The meetings that disorient Natsuko, however, are with two acquaintances whose biological fathers were anonymous sperm donors. Aizawa was raised by a father he loved; Yuriko was raised by a paedophile whose horrific abuse has robbed her of all well-being. Every decision to bring a child into this ugly existence, Yuriko argues, is an act of violence. “Nobody should be doing this,” she tells Natsuko, adding, “You know what makes you think doing that’s okay? … whoever the child is, the one who lives and dies consumed with pain, could never be you.” Yuriko’s words reverberate throughout Breasts and Eggs as Kawakami places birth itself under scrutiny. We are thrown into a world that surrounds us with its netting; some flourish, others suffocate.
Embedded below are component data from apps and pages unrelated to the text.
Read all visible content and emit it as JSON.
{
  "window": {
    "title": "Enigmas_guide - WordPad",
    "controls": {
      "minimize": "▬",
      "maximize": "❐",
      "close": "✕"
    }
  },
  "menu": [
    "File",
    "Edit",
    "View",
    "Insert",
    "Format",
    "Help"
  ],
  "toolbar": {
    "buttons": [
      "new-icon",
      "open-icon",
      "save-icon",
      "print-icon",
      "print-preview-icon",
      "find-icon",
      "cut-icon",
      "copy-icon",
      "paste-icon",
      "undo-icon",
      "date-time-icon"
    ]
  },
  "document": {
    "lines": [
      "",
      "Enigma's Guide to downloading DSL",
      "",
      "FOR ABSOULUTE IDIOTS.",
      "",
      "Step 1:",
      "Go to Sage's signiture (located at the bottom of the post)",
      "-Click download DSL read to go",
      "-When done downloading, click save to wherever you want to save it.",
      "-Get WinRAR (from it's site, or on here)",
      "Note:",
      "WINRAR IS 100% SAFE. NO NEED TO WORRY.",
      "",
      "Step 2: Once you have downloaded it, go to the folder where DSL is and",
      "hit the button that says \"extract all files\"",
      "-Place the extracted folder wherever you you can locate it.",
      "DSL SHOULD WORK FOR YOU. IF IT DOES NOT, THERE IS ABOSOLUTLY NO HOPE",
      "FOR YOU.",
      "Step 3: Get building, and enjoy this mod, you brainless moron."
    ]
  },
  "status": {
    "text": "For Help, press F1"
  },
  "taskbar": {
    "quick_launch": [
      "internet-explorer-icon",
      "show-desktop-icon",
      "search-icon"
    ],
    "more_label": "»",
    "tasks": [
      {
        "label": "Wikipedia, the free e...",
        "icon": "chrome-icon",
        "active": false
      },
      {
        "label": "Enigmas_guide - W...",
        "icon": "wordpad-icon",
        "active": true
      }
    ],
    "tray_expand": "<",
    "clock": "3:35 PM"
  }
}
One fascinating element of Kawakami’s work, for which she has been celebrated in Japan, is her use of Osaka dialect. Although this language is described in Breasts and Eggs – “the real Osaka dialect isn’t even about communicating. It’s a contest … How can I put it? It’s an art” – translators Bett and Boyd do not render it. In 2012, an excerpt of Breasts and Eggs was published by another translator, Louise Heal Kawai, who offers Makiko’s “I’ve been thinking about getting breast implants” as “Natsuko, I’m thinking of getting me boobs done”.
Kawai compares Osaka dialect to Mancunian: rough, friendly, outspoken. In Bett and Boyd’s translation, Kawakami’s feminism is vivid, but the language occasionally feels placid; meanwhile, in Kawai’s translation, feminism and language collide in a way that feels deliciously irreverent. Here is Brett and Boyd, translating Midoriko’s response to her mother’s desire for surgery: “It’s gross, I really don’t understand. It’s so, so, so, so, so, so gross … She’s being an idiot, the biggest idiot.” Here is Kawai: “I don’t get it. PUKE PUKE PUKE PUKE PUKE! … She’s off her trolley, my Mum, daft, barmy, bonkers, thick as two short planks.”
In terms of rhythm and raunchiness, I’m not sure – when comparing the two strikingly different translations at length – which part is Kawakami, which the rehousing and reimagining that is translation. Section two is where the question is most pressing: this extended part of the novel flags because its questions about female freedom are reiterated – except by Yuriko – in fairly standard ways. Would representing Natsuko’s irreverent Osaka dialect, her linguistic inventiveness, have thrown a wrench in things? Is Kawakami’s mix of comedy and pain more acute, stinging and revolutionary than it appears in English?
No matter the linguistic and structural variations of Breasts and Eggs, this idea reverberates in all the novel’s permutations: the body, giving birth and passing away, is the past, present and future. The longing to raise children, and to know another state of freedom, haunts many women. Each time we give birth to a new life, we are also continuing an old one. Natsuko’s sense of her unborn child is visceral; her determination to make a life over again seems as much a backwards glance towards her beloved mother and grandmother as hope for a future daughter. “I don’t want to have [children]. I want to meet them. My child.”
• Madeleine Thien’s most recent novel is Do Not Say We Have Nothing. Breasts and Eggs by Meiko Kawakami, translated by Sam Bett and David Boyd, is published by Picador (£14.99). To order a copy go to guardianbookshop.com. Delivery charges may apply.